Releasing in 2016 to great success, ‘The Shallows’ was one of the first major shark films released into cinemas in quite some-time, but as well as being a creature-feature, ‘The Shallows’ also serves as a survival-thriller along the same lines of: ‘127 Hours Later.’ As ‘Nancy’ has to face not only the great white shark stalking her, but also hunger, thirst, weather, and of course, the severe leg injury she receives when she first encounters the apex-predator. Yet despite this focus making for a far more engaging experience, the narrative simultaneously tries its hand at character development, with ‘Nancy’ receiving plenty of charactersation in the film’s first act, which is sadly made less interesting as its delivered through some immensely corny dialogue.
Blake Lively, who is by no means a renowned actress, with only two films throughout her career featuring her in the top-billed cast, carries the film solo, and her commitment to this role is certainly admirable, as Lively gives a very intense performance as a result of: ‘Nancy’ being in agonising pain for most of the runtime. Furthermore, Lively did most of her own stunts for the film aside from her character’s surfing, in fact, in one particular scene where ‘Nancy’ crushes a crab and then proceeds to eat it raw, Lively is actually eating a real crab that the production crew found dead on a nearby beach that morning, so her reactions of disgust are genuine, even though the crab initially being crushed was achieved through CGI. This is all made even more impressive by the fact that Lively was pregnant with her second child at the time of filming.
Flavio Martínez Labiano’s cinematography does provide a handful of attractive and memorable shots when not focusing on the characters, these usually being when the shots revolve more around the shark lurking beneath the water, or when the camerawork effectively uses framing to display how far ‘Nancy’ is from safety. And of course, with the film being shot off the Gold Coast of Australia (excluding a few scenes which were shot in a large water-tank), the film’s signature beach and crystal clear waves are always an alluring sight, which is a superb visual clash with the horror that lies within.

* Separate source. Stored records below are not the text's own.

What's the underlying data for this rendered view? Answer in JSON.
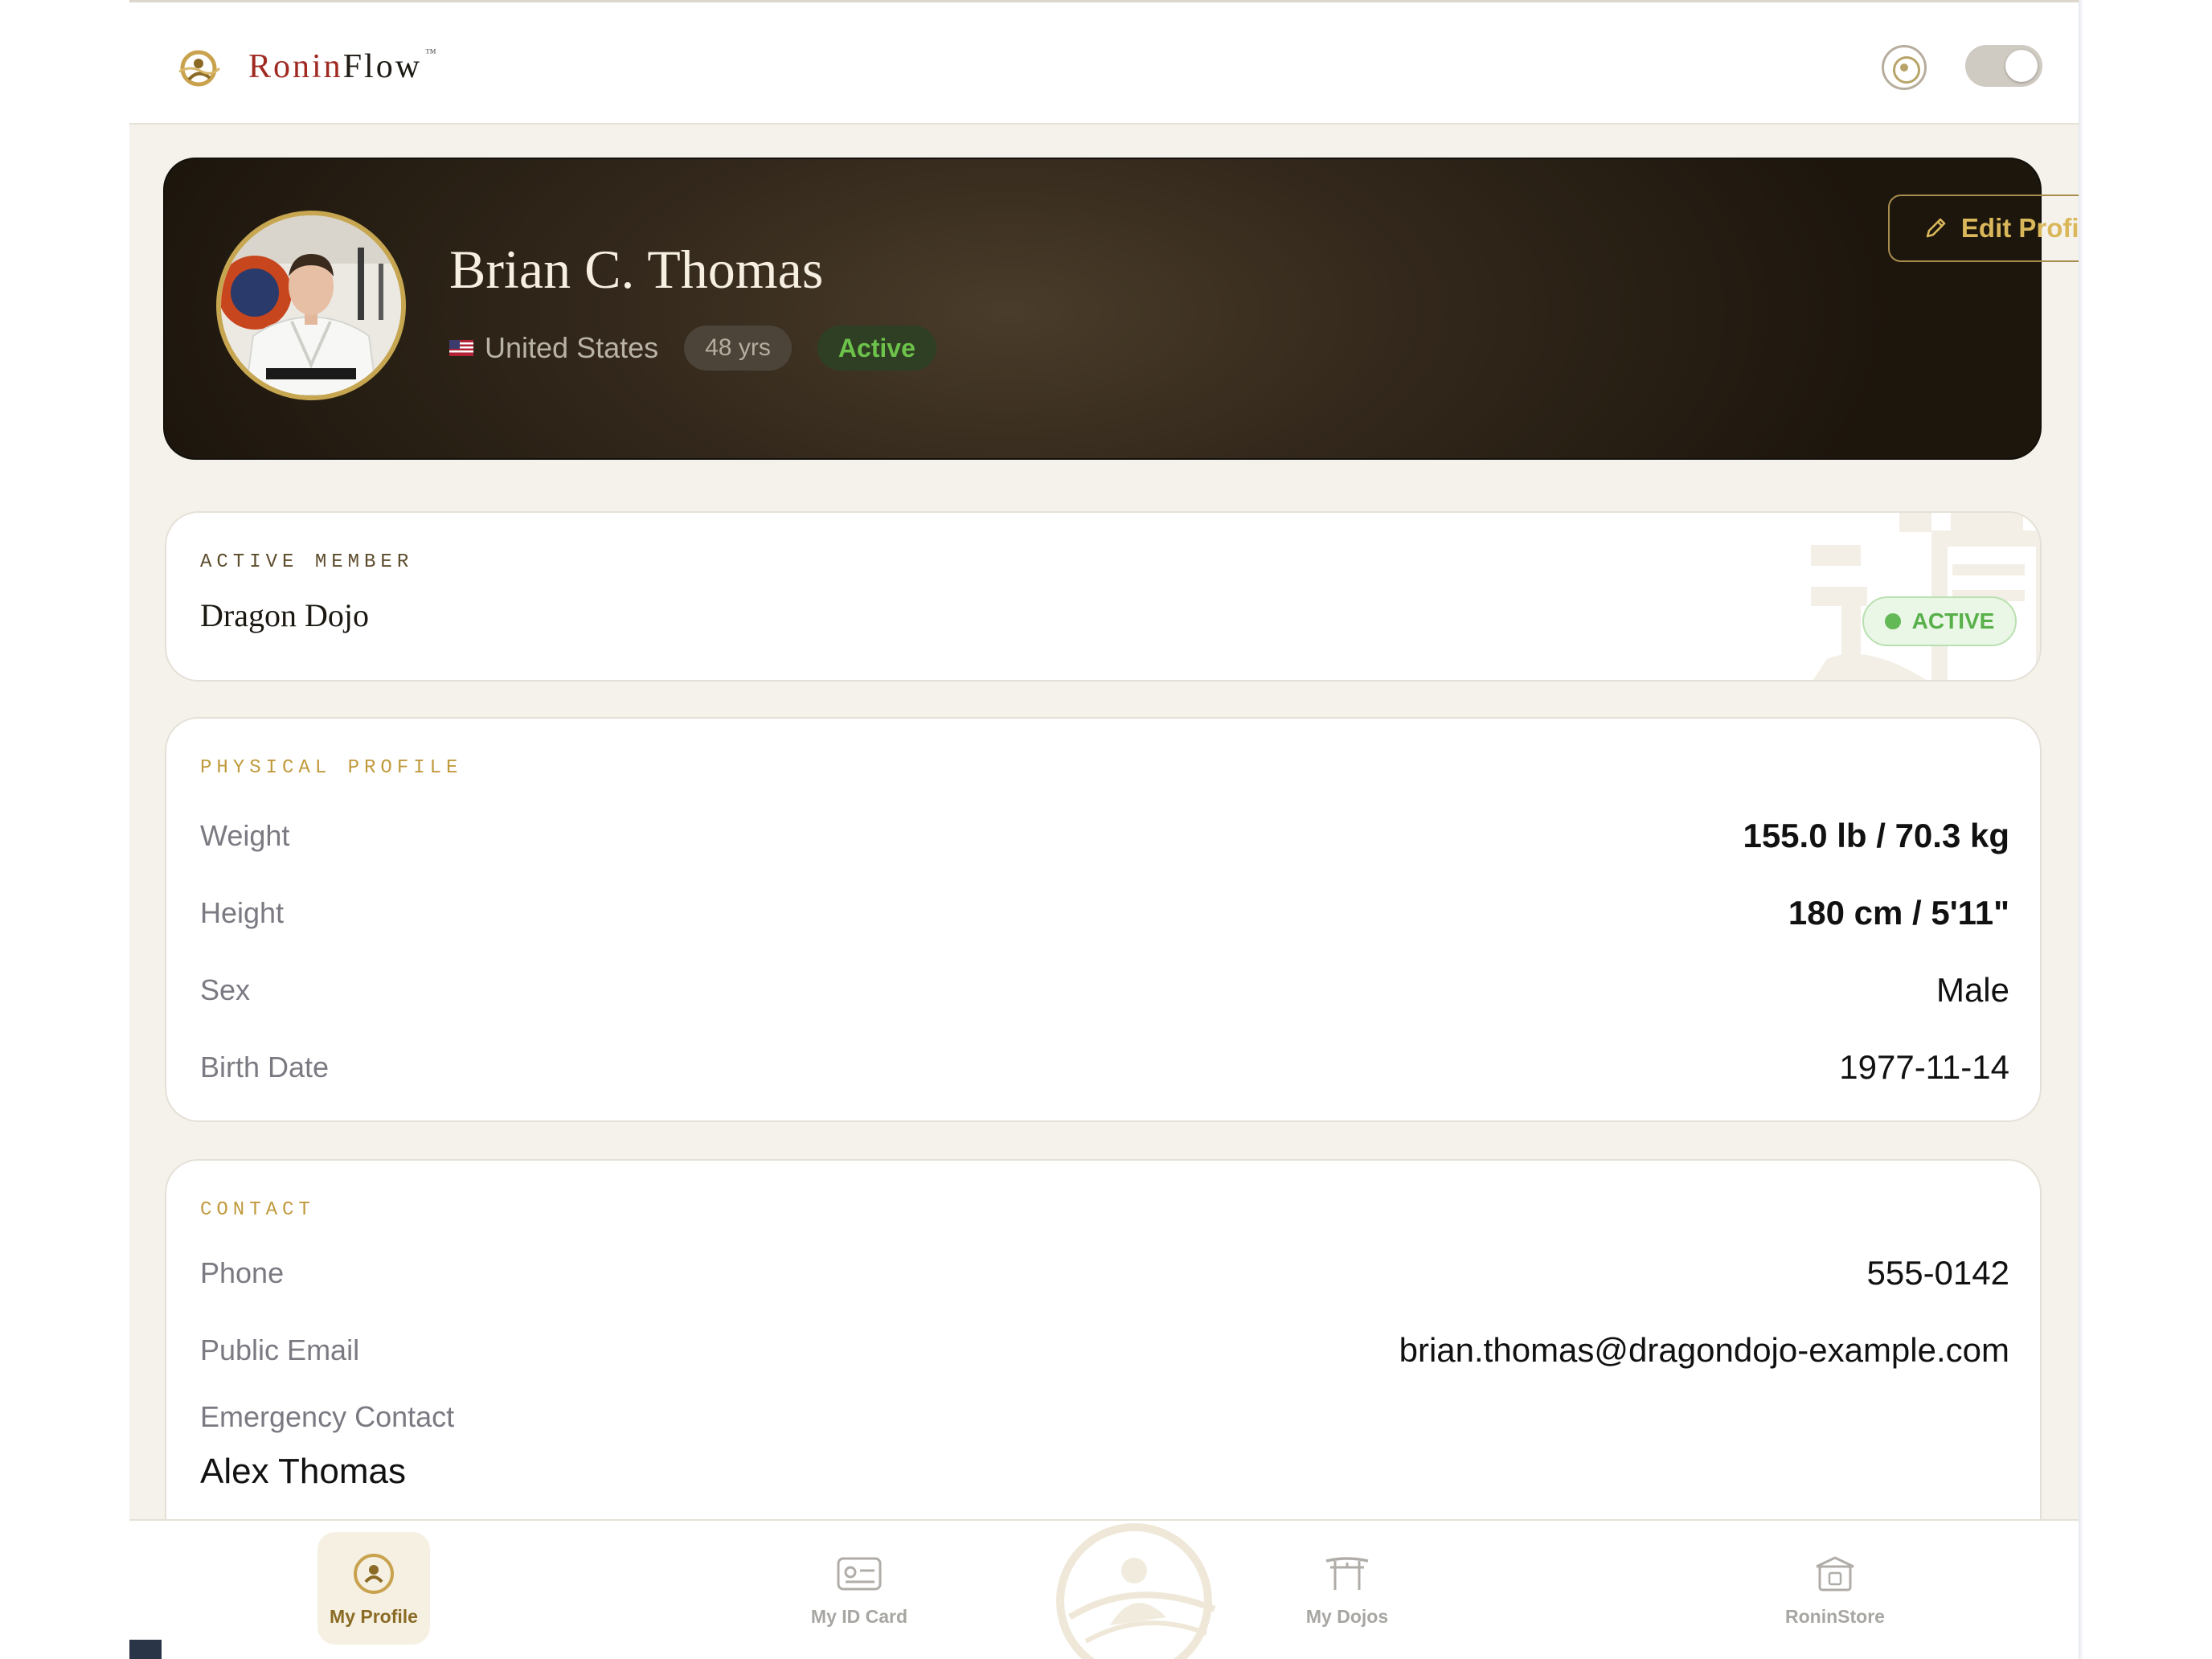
{
  "header": {
    "brand_part1": "Ronin",
    "brand_part2": "Flow",
    "trademark": "™"
  },
  "profile": {
    "name": "Brian C. Thomas",
    "country": "United States",
    "age": "48 yrs",
    "status": "Active",
    "edit_label": "Edit Profile"
  },
  "membership": {
    "label": "ACTIVE MEMBER",
    "dojo": "Dragon Dojo",
    "status": "ACTIVE"
  },
  "physical": {
    "label": "PHYSICAL PROFILE",
    "rows": [
      {
        "key": "Weight",
        "value": "155.0 lb / 70.3 kg"
      },
      {
        "key": "Height",
        "value": "180 cm / 5'11\""
      },
      {
        "key": "Sex",
        "value": "Male"
      },
      {
        "key": "Birth Date",
        "value": "1977-11-14"
      }
    ]
  },
  "contact": {
    "label": "CONTACT",
    "rows": [
      {
        "key": "Phone",
        "value": "555-0142"
      },
      {
        "key": "Public Email",
        "value": "brian.thomas@dragondojo-example.com"
      }
    ],
    "emergency_label": "Emergency Contact",
    "emergency_value": "Alex Thomas"
  },
  "nav": {
    "items": [
      {
        "label": "My Profile",
        "icon": "profile-icon",
        "active": true
      },
      {
        "label": "My ID Card",
        "icon": "id-card-icon",
        "active": false
      },
      {
        "label": "My Dojos",
        "icon": "dojo-gate-icon",
        "active": false
      },
      {
        "label": "RoninStore",
        "icon": "store-icon",
        "active": false
      }
    ]
  },
  "colors": {
    "accent_gold": "#c7a651",
    "brand_red": "#a02a22",
    "active_green": "#63b955",
    "hero_dark": "#2a2117",
    "page_bg": "#f5f2ec"
  }
}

The original score by Marco Beltrami serves the story well enough, as the film’s soundtrack drifts from beautiful calming tracks like ‘Paddle In’ and ‘Nancy and Dad Facetime,’ to much more tense tracks such as: ‘Main Title’ and ‘Towards the Dead Whale.’ However, its when the story shifts into full on threat that the score begins to feel extremely generic, most notably, the track: ‘Underwater Attack,’ which is barley distinguishable from any other thriller soundtrack as it doesn’t encapsulate either the beauty or isolation of the ocean as many of the other tracks do.
Unlike ‘Jaws’ or even ‘Deep Blue Sea’ during a few moments, ‘The Shallows’ exclusively uses CGI to bring its shark to life, which is unfortunate. As while there was clearly a huge level of detail put into the shark, as director Jaume Collet Serra (Orphan, Unknown, Non-Stop) worked closely with the film’s visual effects artists to ensure a sense of realism in the shark’s design, having the team do thousands of hours of research. This all sadly goes to waste though due to the demands of the film’s screenplay, as the shark in ‘The Shallows’ rarely acts like a real animal, often feeling like just a hulking murderous monster whose CG effects drastically vary depending on the shot.
To conclude, ‘The Shallows’ is a step-up from a number of other shark flicks, but even with its above-average filmmaking and solid performance from Blake Lively. The film still falls into many of the common issues shark films do, as the story favours the idea of using its shark as a monster of the ocean and that alone, and this on top of the film’s occasionally strange stylistic choices, shoddy CG effects and cheesy dialogue, result in the film becoming just another poor attempt at revitalising the great white shark as a cinematically enthralling antagonist. Final Rating: high 4/10.